Last Sunday this newspaper published a story according to which the Spanish government does not regard President Mas as a suitable interlocutor to "resolve" the ongoing process in Catalonia. "Rajoy rules out Mas as an interlocutor" was the headline on the front page. And the news item reported on the Spanish government's persuasion that "President Mas' fate is now bound to the referendum, be it as a result of his own conviction or through sheer inertia, and he is past the point of no return".
The report, which is entirely consistent with what I had heard a few days earlier from someone familiar with Madrid's goings-on, reminded me of a conversation I had a few months ago with a veteran Basque politician. This Basque leader, who is still active in politics, made some interesting remarks about certain differences which, in his view, exist between Catalonia's society and the Basque Country or Madrid's, nowadays. He said that it had not been easy for him to realise what has really been happening in Catalonia in recent years. That the social movement driving the process is wide and all-embracing. And that it is not the brainchild of the Catalan government.
The reason that would explain such a difficulty is that people -and, in principle, he included himself- tend to form opinions based on the reality they know. And, according to him, "a movement widely supported by most citizens is only conceivable in the Basque country if it is driven by its political institutions". I would argue that a grass-roots social reaction may appeal to, say, up to 20 per cent of the population there. But never to 50 per cent.
He added that he only became convinced of the all-embracing, genuine nature of the Catalan movement when he himself witnessed, on the ground, the events of last September 11th in Catalonia.
But here is the best bit: "You should be aware that, in this particular regard, the Basque and Castilian societies are very similar. It is for this very reason that in Spain some actors believe that if they attack, weaken or get President Mas out of the way, the process will lose momentum. In the Castillian reality, therefore, what is happening in Catalonia can only be understood if it is driven by the Catalan government.

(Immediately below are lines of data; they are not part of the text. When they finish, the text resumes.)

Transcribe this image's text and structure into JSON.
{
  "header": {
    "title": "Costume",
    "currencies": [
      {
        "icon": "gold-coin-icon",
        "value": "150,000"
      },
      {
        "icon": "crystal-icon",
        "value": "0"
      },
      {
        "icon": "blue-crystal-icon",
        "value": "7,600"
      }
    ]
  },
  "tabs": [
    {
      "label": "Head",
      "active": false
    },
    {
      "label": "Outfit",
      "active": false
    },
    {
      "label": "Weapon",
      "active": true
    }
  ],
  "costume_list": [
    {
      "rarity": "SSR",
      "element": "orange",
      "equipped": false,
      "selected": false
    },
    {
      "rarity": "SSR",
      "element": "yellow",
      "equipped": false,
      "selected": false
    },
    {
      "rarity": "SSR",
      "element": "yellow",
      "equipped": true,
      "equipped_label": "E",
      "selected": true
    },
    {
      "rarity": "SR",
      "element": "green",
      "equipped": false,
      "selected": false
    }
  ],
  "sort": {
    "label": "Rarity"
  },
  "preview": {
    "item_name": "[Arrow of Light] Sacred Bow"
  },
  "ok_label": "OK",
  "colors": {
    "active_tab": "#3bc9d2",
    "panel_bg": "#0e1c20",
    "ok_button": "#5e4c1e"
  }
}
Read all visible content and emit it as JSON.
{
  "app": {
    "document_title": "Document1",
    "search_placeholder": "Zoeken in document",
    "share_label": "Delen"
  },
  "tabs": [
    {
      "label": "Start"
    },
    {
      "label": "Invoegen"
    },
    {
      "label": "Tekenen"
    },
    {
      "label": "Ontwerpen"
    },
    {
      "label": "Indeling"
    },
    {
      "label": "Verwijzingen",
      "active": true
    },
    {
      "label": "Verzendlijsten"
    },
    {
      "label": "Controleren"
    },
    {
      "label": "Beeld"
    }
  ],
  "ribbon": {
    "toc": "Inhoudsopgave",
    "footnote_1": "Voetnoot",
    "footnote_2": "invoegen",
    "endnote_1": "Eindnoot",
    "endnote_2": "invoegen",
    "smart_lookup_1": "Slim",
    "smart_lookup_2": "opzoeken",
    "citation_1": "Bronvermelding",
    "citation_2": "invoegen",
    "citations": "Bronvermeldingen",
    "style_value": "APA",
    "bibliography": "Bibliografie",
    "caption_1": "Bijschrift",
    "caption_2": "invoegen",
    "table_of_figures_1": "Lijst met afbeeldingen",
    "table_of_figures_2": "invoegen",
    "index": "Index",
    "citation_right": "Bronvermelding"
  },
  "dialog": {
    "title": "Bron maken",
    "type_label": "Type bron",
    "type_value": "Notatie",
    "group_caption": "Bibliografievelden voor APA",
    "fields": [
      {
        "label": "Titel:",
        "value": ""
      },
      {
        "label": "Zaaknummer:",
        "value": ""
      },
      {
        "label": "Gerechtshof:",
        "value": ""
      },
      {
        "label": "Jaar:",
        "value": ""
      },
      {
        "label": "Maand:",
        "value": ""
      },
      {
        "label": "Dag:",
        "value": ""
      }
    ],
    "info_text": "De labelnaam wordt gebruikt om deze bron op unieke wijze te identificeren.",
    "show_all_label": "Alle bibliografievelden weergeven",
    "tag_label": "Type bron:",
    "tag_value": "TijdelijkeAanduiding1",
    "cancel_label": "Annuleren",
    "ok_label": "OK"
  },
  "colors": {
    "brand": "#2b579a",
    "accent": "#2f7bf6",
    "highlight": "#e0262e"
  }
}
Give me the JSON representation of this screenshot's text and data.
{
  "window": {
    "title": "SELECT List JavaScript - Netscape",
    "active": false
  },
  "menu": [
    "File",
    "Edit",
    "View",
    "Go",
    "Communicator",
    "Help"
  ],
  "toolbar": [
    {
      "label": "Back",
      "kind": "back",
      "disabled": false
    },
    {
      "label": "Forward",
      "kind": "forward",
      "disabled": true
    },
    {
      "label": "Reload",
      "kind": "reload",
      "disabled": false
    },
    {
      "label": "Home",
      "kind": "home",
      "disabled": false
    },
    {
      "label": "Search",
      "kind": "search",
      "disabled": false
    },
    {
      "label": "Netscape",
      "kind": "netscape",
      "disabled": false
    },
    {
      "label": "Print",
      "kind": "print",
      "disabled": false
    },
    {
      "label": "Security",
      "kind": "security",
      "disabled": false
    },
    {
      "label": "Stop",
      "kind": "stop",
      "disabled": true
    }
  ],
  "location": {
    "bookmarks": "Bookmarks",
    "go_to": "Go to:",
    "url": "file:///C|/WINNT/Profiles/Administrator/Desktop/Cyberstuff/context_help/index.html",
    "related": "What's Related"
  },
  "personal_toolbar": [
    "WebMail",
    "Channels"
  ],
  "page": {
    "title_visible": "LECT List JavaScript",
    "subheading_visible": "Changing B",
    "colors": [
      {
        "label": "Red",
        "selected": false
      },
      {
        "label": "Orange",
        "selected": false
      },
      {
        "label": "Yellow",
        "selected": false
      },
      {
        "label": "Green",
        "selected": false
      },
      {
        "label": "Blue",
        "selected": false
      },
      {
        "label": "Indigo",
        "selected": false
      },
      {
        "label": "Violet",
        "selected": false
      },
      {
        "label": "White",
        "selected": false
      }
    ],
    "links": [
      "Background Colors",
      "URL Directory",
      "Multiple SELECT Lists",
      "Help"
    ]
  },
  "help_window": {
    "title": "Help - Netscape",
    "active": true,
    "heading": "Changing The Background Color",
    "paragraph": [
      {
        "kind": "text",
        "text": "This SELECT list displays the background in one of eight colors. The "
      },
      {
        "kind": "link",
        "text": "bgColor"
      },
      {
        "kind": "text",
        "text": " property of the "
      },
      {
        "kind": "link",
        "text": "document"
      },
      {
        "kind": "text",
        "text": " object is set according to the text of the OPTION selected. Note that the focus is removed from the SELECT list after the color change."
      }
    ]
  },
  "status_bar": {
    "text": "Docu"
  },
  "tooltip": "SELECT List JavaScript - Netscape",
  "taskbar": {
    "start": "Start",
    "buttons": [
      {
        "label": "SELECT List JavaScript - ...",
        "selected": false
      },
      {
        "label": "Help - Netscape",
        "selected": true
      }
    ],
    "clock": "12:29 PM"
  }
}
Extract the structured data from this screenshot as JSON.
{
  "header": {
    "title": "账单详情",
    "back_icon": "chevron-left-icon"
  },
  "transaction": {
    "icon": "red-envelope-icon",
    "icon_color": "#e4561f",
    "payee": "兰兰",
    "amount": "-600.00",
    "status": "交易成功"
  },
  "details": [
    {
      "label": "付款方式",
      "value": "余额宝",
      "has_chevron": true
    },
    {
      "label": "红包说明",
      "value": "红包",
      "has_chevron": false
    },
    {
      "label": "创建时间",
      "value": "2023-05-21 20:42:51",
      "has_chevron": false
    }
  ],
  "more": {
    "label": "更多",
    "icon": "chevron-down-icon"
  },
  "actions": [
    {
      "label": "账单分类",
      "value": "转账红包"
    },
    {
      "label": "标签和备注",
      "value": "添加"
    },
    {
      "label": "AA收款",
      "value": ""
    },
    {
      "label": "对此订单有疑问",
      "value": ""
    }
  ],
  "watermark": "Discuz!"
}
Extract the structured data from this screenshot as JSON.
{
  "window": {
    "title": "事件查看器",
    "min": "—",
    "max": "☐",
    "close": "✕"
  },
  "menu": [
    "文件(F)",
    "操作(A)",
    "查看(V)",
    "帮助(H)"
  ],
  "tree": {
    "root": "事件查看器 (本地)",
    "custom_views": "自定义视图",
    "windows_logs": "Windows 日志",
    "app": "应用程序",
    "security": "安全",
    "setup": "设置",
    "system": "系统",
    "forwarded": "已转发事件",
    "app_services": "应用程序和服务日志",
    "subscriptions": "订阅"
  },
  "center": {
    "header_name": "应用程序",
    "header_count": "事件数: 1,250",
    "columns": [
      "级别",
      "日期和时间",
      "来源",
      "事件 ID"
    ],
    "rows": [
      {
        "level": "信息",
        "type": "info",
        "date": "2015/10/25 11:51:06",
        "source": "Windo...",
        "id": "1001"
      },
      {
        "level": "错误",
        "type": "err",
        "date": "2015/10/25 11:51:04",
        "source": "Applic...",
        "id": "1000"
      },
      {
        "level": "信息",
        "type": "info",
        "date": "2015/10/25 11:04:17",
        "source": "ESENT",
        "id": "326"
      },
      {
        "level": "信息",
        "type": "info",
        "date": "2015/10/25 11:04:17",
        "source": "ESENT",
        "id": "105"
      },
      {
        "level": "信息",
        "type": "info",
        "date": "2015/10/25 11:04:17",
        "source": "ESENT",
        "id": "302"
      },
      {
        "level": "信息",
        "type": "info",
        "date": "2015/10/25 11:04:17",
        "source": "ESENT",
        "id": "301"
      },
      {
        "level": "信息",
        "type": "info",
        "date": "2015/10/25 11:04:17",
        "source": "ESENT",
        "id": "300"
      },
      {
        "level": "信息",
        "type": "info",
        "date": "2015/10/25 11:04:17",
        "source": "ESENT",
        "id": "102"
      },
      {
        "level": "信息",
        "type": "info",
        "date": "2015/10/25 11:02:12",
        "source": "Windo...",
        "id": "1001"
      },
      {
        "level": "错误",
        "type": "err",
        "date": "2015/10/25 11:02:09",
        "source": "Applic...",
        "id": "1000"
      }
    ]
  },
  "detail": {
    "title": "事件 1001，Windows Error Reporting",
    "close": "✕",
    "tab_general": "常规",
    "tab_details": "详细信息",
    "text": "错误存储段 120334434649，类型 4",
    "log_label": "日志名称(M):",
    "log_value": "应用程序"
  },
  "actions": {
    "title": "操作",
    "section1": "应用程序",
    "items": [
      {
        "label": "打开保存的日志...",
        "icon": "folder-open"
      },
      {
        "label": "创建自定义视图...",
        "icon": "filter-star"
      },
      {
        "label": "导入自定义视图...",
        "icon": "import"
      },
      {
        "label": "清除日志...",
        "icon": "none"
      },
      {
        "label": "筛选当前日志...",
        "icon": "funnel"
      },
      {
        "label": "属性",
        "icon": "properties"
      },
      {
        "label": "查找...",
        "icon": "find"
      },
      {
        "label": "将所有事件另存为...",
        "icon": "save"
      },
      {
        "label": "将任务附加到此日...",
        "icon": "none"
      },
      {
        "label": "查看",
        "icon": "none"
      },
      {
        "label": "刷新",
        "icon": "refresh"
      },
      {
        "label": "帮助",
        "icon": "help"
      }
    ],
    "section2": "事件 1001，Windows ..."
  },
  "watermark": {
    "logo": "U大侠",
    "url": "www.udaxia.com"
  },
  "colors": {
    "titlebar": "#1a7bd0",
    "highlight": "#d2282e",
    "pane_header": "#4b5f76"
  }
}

I am no expert in Castilian or Basque sociology and, as a result, I simply do not know for sure whether such observations are accurate or not. But, should they be true (as I suspect they are), they might explain, together with other motives, the obsession to move past the Catalan President. Or, at least, the notion that he is no longer a valid interlocutor.
It seems obvious to me that Catalan President Artur Mas has made a key contribution to the process politically and in terms of leadership. But it is equally obvious that the process is a grass-roots, all-embracing one, and certainly not the result of an engineered political strategy.
It must be hard for some to admit that a particular society within Spain (Catalonia) operates with a dynamic or logic that differs from the apparently shared, predominant one in the rest of Spain. Yet that is precisely what is happening in Catalonia. And for this very reason, eventually Catalans will get to vote on their future.
In order to see how little some things change over time, it is useful to read what Spanish philosopher Ortega y Gasset wrote in 1922 in La España Invertebrada (Invertebrate Spain), where he criticised the simplistic view that most Spaniards had of Basque and Catalan nationalism: "Most people believe that the Catalan and Basque nationalist movements are a cunning invention which, emerging out of nowhere, without a cause or a profound reason, came to be all of a sudden, just a few years ago. They believe that a few men, driven by greed and individual arrogance, by some measure of personal jealousy, are deliberately carrying out the task of chopping up the Nation and that, without them and their whimsical endeavours, none of it would be happening. Those who regard the separatists in such a way think, quite logically, that the only way to fight them is to choke them by sheer strangulation: persecuting their ideas, organisations and leaders".
It appears that, in more than one way, Spanish politicians have not moved on much since 1922.